BROOKSVILLE — After a day of recounts, Jason Sager was declared the winner in the Republican primary election in Hernando County Commission District 3, upending incumbent John Druzbick.
The unofficial final tally — 6,107 for Sager and 6,099 for Druzbick — was announced Wednesday evening.
Machine and hand recounts became necessary after Tuesday night's totals showed the two candidates tied, each with 6,097 votes. Wednesday's tallies included several provisional ballots that had been cast and not previously counted.
The tie vote was something Supervisor of Elections Annie Williams said she had never seen in Hernando County.
"This has never happened before,'' said Williams, who is retiring at the end of her current term. "Out of over 38 years in this office, this is the first time we've ever had a tie.''
Had the two candidates remained tied at the end of the recount, state law called for Druzbick and Sager to "draw lots'' to determine the winner.
As the recount got under way Wednesday, county employees and the two candidates chatted about the best game of chance to determine the winner, including a coin toss; picking a name out of a hat; rock, paper, scissors, and one suggestion for a duel.
But once the machine vote recount was finished, it seemed clear that Sager would emerge as the winner, even if his margin was small. Once the canvassing board announced the numbers, Sager's wife, Stephanie, erupted with a loud "Whoo!'' then looked around at those assembled in the Supervisor of Elections Office.
"Sorry,'' she said. "It had to be done.''
The couple embraced, relieved that their wait was almost over and that the news was good.
Because the margin remained so close, however, a hand count was necessary. During the final recount, the canvassing board looked at every over-vote and every under-vote. Those are ballots where a voter either marked multiple candidates in a race or didn't appear to vote in the race.
The hand count brought no change in the numbers, and the canvassing board declared Sager the unofficial winner.
When he learned he had bested Druzbick, Sager said, "I didn't have the words. I just wanted to hug my wife.''
He credited her for her hard work on his behalf and said he was grateful for his victory as a grassroots candidate who proved that it wasn't necessary to have power and money to win an election.
Sager's campaign focused on personal freedom, liberty and government providing only limited oversight of people's lives.
Throughout Wednesday's vote count, numerous county employees, some concerned about what that philosophy could mean for them if Sager wins his election in November, filed by the windows at the elections office with worried looks.
Druzbick, who recently voted to increase the county's property tax rate to make up for revenue shortfalls, stood outside the office for a while Wednesday morning, accepting handshakes from some of those same employees, who wished him well in the recount. He left hours before the count was announced.
Once officials contacted Druzbick to tell him that Sager was leading, he accepted the outcome, he said.
"Obviously, the public voted eight more votes for Jason Sager than for John Druzbick,'' he said. "Bottom line is that the residents of Hernando County were looking for a change.''

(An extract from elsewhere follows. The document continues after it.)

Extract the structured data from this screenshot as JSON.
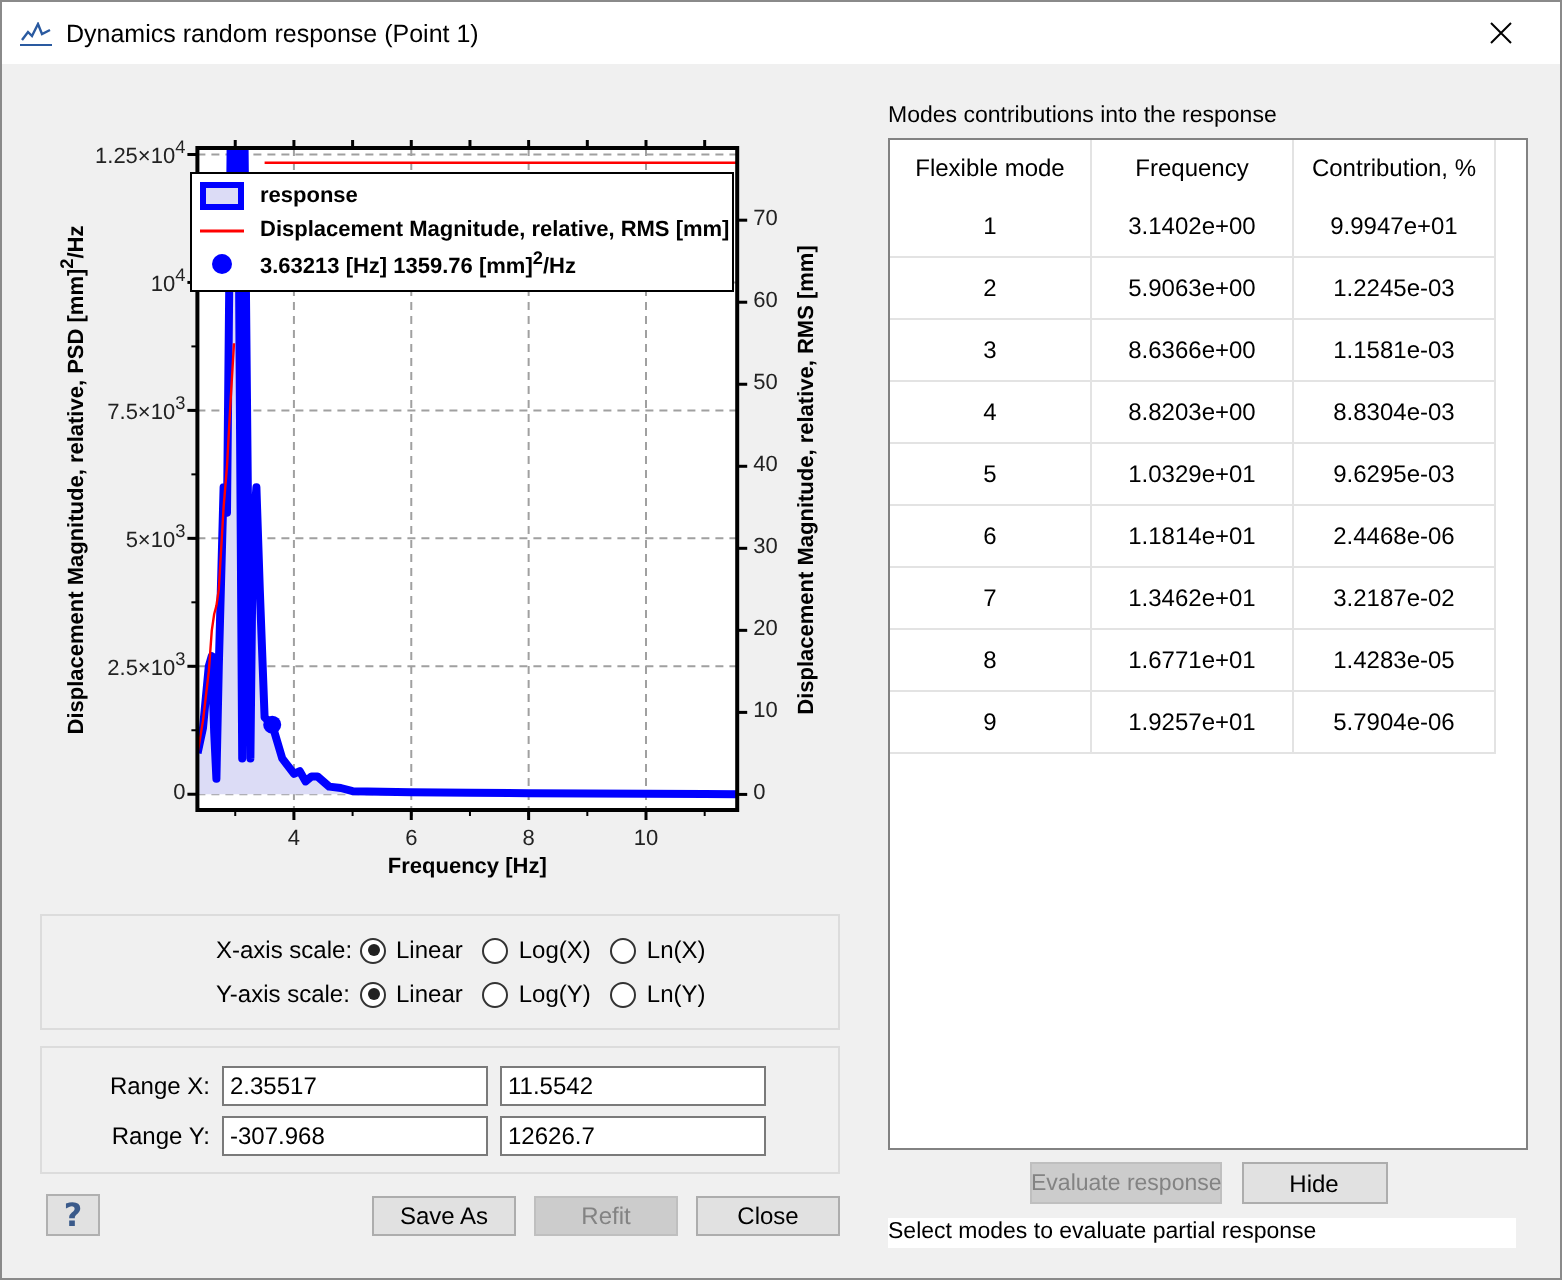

He said elections are always difficult, but this one seemed more so and had become personal. Druzbick said he was sorry that the dialogue wasn't more about how Sager plans to fix the county's dire financial problems.
"It was good one-liners," he said, "but no real substance on how we are going to fix this.''
Sager will face former county Commissioner Diane Rowden, a Democrat; no-party candidate Greg Sheldon, and write-in Tanya Marsh in the November general election.
Sager said he looked forward to the debate with Rowden since he and the former commissioner are, in his opinion, the very essence of conservative versus liberal.
"I've been warned by people who I know that it's going to get ugly,'' he said, stressing that he wants to keeps the race issue-based and not confrontational.
"That's not who we are,'' he said. "That's what we just proved.''
Barbara Behrendt can be reached at [email protected] or (352) 848-1434.